* _Task prompt_: The copy you return should hold every record below word for word and no images.

(Entries from a dataset of interfaces)

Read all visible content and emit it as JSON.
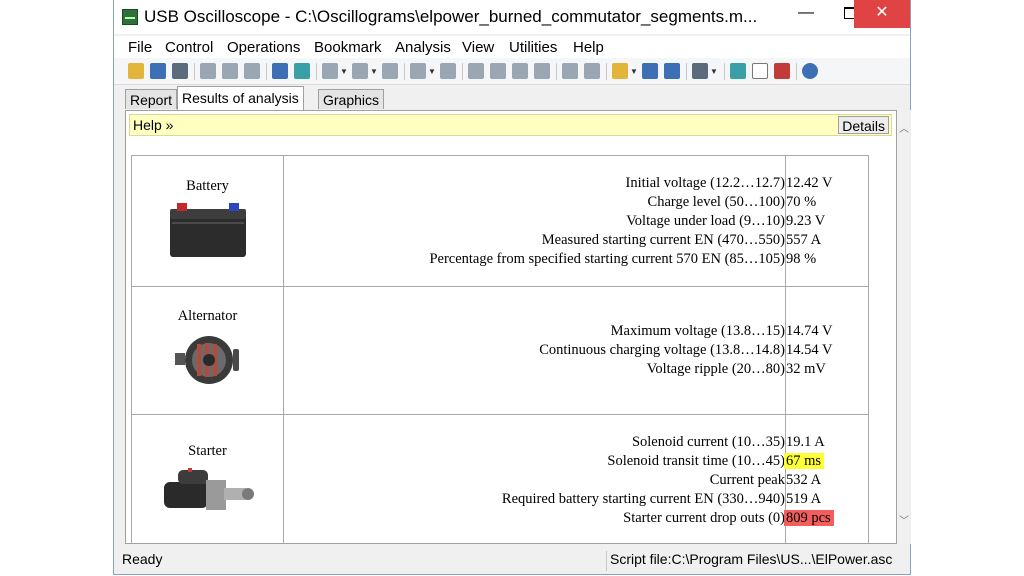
{
  "window": {
    "title": "USB Oscilloscope - C:\\Oscillograms\\elpower_burned_commutator_segments.m...",
    "min_glyph": "—",
    "close_glyph": "✕"
  },
  "menu": [
    "File",
    "Control",
    "Operations",
    "Bookmark",
    "Analysis",
    "View",
    "Utilities",
    "Help"
  ],
  "tabs": [
    "Report",
    "Results of analysis",
    "Graphics"
  ],
  "help": {
    "label": "Help »",
    "details": "Details"
  },
  "components": [
    {
      "name": "Battery",
      "icon": "battery-icon",
      "params": [
        {
          "label": "Initial voltage (12.2…12.7)",
          "value": "12.42 V",
          "highlight": ""
        },
        {
          "label": "Charge level (50…100)",
          "value": "70 %",
          "highlight": ""
        },
        {
          "label": "Voltage under load (9…10)",
          "value": "9.23 V",
          "highlight": ""
        },
        {
          "label": "Measured starting current EN (470…550)",
          "value": "557 A",
          "highlight": ""
        },
        {
          "label": "Percentage from specified starting current 570 EN (85…105)",
          "value": "98 %",
          "highlight": ""
        }
      ]
    },
    {
      "name": "Alternator",
      "icon": "alternator-icon",
      "params": [
        {
          "label": "Maximum voltage (13.8…15)",
          "value": "14.74 V",
          "highlight": ""
        },
        {
          "label": "Continuous charging voltage (13.8…14.8)",
          "value": "14.54 V",
          "highlight": ""
        },
        {
          "label": "Voltage ripple (20…80)",
          "value": "32 mV",
          "highlight": ""
        }
      ]
    },
    {
      "name": "Starter",
      "icon": "starter-icon",
      "params": [
        {
          "label": "Solenoid current (10…35)",
          "value": "19.1 A",
          "highlight": ""
        },
        {
          "label": "Solenoid transit time (10…45)",
          "value": "67 ms",
          "highlight": "#ffff38"
        },
        {
          "label": "Current peak",
          "value": "532 A",
          "highlight": ""
        },
        {
          "label": "Required battery starting current EN (330…940)",
          "value": "519 A",
          "highlight": ""
        },
        {
          "label": "Starter current drop outs (0)",
          "value": "809 pcs",
          "highlight": "#f25e5e"
        }
      ]
    }
  ],
  "status": {
    "left": "Ready",
    "right": "Script file:C:\\Program Files\\US...\\ElPower.asc"
  },
  "colors": {
    "close_button": "#e04343",
    "help_bar": "#ffffc0",
    "warning": "#ffff38",
    "error": "#f25e5e"
  }
}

* _Exercise output_:
Read all visible content and emit it as JSON.
{
  "window": {
    "title": "USB Oscilloscope - C:\\Oscillograms\\elpower_burned_commutator_segments.m...",
    "min_glyph": "—",
    "close_glyph": "✕"
  },
  "menu": [
    "File",
    "Control",
    "Operations",
    "Bookmark",
    "Analysis",
    "View",
    "Utilities",
    "Help"
  ],
  "tabs": [
    "Report",
    "Results of analysis",
    "Graphics"
  ],
  "help": {
    "label": "Help »",
    "details": "Details"
  },
  "components": [
    {
      "name": "Battery",
      "icon": "battery-icon",
      "params": [
        {
          "label": "Initial voltage (12.2…12.7)",
          "value": "12.42 V",
          "highlight": ""
        },
        {
          "label": "Charge level (50…100)",
          "value": "70 %",
          "highlight": ""
        },
        {
          "label": "Voltage under load (9…10)",
          "value": "9.23 V",
          "highlight": ""
        },
        {
          "label": "Measured starting current EN (470…550)",
          "value": "557 A",
          "highlight": ""
        },
        {
          "label": "Percentage from specified starting current 570 EN (85…105)",
          "value": "98 %",
          "highlight": ""
        }
      ]
    },
    {
      "name": "Alternator",
      "icon": "alternator-icon",
      "params": [
        {
          "label": "Maximum voltage (13.8…15)",
          "value": "14.74 V",
          "highlight": ""
        },
        {
          "label": "Continuous charging voltage (13.8…14.8)",
          "value": "14.54 V",
          "highlight": ""
        },
        {
          "label": "Voltage ripple (20…80)",
          "value": "32 mV",
          "highlight": ""
        }
      ]
    },
    {
      "name": "Starter",
      "icon": "starter-icon",
      "params": [
        {
          "label": "Solenoid current (10…35)",
          "value": "19.1 A",
          "highlight": ""
        },
        {
          "label": "Solenoid transit time (10…45)",
          "value": "67 ms",
          "highlight": "#ffff38"
        },
        {
          "label": "Current peak",
          "value": "532 A",
          "highlight": ""
        },
        {
          "label": "Required battery starting current EN (330…940)",
          "value": "519 A",
          "highlight": ""
        },
        {
          "label": "Starter current drop outs (0)",
          "value": "809 pcs",
          "highlight": "#f25e5e"
        }
      ]
    }
  ],
  "status": {
    "left": "Ready",
    "right": "Script file:C:\\Program Files\\US...\\ElPower.asc"
  },
  "colors": {
    "close_button": "#e04343",
    "help_bar": "#ffffc0",
    "warning": "#ffff38",
    "error": "#f25e5e"
  }
}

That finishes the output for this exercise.